How did they end up among the paperwork? It seems likely Cotter was working with the specimens (he was particularly interested in a specific diagnostic characteristic, called basal polish or basal edge grinding, that both points have) in his office and at some point –perhaps even after his death– the bag holding them got bundled up with related articles and filed away in a bookshelf. It’s a nice example of lost artifacts being found again.
Boldurian, Anthony T., Justin D. McKeel, and Mason G. Pickel
2012 Gifts from an archaeologist’s bookcase: John L. Cotter’s library. North American Archaeologist 33(2):193-237.
The first interesting find isn’t an animal bone. This argillite projectile point was mistakenly put in with the animal bones in the field. It’s unusual to find argillite tools at the Lamoka Lake site – most of the Lamoka points at the site are made from Onondaga chert. In the original excavations in the 1920s, however, William Ritchie did identify a single biface made from argillite which, he said, was identical to the argillite found in New Jersey.
A Jack’s Reef point was found at the Lamoka Lake site during the Buffalo Museum of Science excavations. These pentagonal or corner-notched pentagonal points date to the Kipp Island Phase (beginning around A.D. 500) of the Middle Woodland in New York State.
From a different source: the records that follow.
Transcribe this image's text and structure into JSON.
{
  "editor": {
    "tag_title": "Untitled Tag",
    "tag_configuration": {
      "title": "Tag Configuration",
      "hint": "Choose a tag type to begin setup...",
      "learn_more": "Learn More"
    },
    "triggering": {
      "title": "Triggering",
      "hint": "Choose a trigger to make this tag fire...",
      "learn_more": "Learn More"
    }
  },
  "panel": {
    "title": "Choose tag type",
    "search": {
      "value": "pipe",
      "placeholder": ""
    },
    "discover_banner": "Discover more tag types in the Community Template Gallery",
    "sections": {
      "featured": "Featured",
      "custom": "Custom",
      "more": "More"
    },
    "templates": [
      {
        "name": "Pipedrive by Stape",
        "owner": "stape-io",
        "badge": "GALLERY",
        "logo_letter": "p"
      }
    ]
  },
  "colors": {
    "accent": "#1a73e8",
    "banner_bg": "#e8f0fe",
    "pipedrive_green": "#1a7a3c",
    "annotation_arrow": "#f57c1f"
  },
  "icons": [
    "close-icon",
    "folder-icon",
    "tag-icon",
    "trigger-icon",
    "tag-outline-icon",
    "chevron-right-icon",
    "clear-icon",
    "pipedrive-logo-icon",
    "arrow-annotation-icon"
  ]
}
Farther south, they are associated with the equivalent Webb Phase.
Darrin Lowery recently looked at Jack’s Reef in the Delmarva Peninsula (i.e., parts of Delaware, Maryland, and a little bit of Virginia). Important sites include Island Field in Delaware, which had over 100 human burials, bone tools, shell beads, shark teeth, and more, and the Riverton Site (18WC5) in Maryland, another burial site (unfortunately not professionally excavated), which had stone platform pipes, a Ramah chert knife, and stone celts and adzes.
Jack’s Reef sites can be found eroding out of the shore line, such as at the Oxford (18TA3) and Wheatley’s Point (18DO371) sites in Maryland. One major find at the latter site was a cache of fossil shark teeth. Lowery found and excavated the Upper Ridge Site (44NH440) in Virginia, which had an midden with food remains, including a large number of fish bones. VA. The lithic evidence at Upper Ridge documents the entire sequence of manufacturing Jack’s Reef points, from core to flake to finished product.
Lowery, Darrin L.
2013 Jack’s Reef in in the Chesapeake and Delmarva Region: Research into the Coastal Archaeology of the Era Between circa Cal A.D. 480 and Cal A.D. 900. Archaeology of Eastern North America 41:5-30.